We believe that holding high expectations of how pupils should behave and conduct themselves is essential. We also understand that, in collaboration with parents, part of our job is to teach pupils how to achieve them. Our default method for achieving this will be through positive reinforcement. However, sanctions will also be used to reinforce expectations when they are not being met.
Nottingham Girls' Academy expects the highest standards of behaviour
We expect staff and pupils to work hard to create and maintain the positive climate required to fulfil our mission and remain true to our values.
However, we understand that learning to positively regulate behaviour is part of the learning journey for children.

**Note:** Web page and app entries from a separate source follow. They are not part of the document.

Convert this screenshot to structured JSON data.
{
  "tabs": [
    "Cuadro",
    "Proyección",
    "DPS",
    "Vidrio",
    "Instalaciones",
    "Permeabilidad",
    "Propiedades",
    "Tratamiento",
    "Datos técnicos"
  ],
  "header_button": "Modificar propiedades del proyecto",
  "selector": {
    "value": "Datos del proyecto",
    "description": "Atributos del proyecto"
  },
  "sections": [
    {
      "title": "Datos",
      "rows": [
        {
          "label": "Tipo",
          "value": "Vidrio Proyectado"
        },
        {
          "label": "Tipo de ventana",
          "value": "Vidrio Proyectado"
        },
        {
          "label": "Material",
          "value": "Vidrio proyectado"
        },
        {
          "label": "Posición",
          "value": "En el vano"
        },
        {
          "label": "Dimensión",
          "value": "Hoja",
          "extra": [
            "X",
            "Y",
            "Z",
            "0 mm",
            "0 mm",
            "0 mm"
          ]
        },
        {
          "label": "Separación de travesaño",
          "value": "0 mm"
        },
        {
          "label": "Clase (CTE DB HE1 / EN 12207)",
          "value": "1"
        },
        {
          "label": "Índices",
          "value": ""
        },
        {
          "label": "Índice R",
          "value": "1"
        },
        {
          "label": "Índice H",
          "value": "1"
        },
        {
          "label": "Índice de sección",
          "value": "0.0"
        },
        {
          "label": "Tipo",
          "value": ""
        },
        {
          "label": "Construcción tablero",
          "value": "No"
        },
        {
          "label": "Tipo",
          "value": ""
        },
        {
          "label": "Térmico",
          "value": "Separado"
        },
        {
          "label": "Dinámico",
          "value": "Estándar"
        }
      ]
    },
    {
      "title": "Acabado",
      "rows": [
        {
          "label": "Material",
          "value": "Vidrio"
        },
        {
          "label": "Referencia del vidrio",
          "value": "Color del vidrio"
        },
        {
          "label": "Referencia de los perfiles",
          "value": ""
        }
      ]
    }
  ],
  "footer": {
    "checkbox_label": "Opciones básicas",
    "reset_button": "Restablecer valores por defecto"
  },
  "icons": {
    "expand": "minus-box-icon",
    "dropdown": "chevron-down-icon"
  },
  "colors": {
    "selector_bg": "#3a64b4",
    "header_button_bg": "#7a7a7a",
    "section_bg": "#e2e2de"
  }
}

Wherever possible, our ethos is therefore to offer pupils the opportunity to learn from their mistakes.
To achieve this, we have:
- The safety, well-being and education of each pupil as our priority.
- High expectations which are clearly communicated to pupils, parents and staff via assemblies, letters, noticeboards, NGA notices, pupil planners and the website.
- Clear procedures and systems to ensure effective and timely recording and sharing of information.
- Effective operational routines that are applied consistently and rigorously, ensuring appropriate responses to minor incidents and immediate response to serious incidents.
- Organisational structures which support an inclusive and community approach.
- High quality data to inform individual pupil and whole academy interventions to improve behaviour.
- A culture of building mutually supportive relationships with parents/carers.
All staff are responsible and accountable for reinforcing the Academy’s high expectations and ensuring any rewards, sanctions and interventions are appropriate, timely and consistent with this policy.
Our focus is to encourage positive behaviours and attitudes. Staff will do so by using praise, recognition, and rewards.
Where negative behaviour or attitudes are evident, we will seek to clarify our expectations with the pupil and give them an opportunity to demonstrate the appropriate behaviour and attitude.
However, when negative behaviour and attitudes persist, or when a pupil disrupts the learning of other pupils, deliberately upsets, mistreats or harms a member of the school community, or demonstrates intolerance for someone with a protected characteristic we will apply sanctions to reinforce our expectations.
When pupils behave inappropriately, teachers will respond with a cool, mechanical, emotionless response. Teachers should save their emotion, passion, enthusiasm and excitement for when it has most impact - when pupils behave appropriately. Setting the scene for positive behaviour is key.
Key Questions for Teachers
- Have I planned my lesson appropriately and are pupils clear what they are learning, what they are doing to demonstrate that learning and why?
- Am I praising and rewarding those who behave and work hard?
- Is the work relevant, challenging and interesting enough to engage pupils in learning?
- Are the needs of all learners planned and catered for?
- Are the resources appropriate and readily available so that pace is maintained?
- Is my seating plan right and have I made my expectations clear?
- Have I taken control of the class on entry, during the lesson and at the end of the lesson?
Positive Role Modelling
In order to create a positive, welcoming atmosphere, teachers will aim to be at the door, smile, and be enthusiastic about working with the pupils and about the content/context of the lesson. When pupils are having difficulty, teachers will discuss how successful learners deal with their frustrations and create a calm atmosphere. Consideration will be given to Spiritual, Moral, Social and Cultural issues and how developing the ‘big picture’ with pupils allows them to think outside the box.
Next: Rewards and Recognition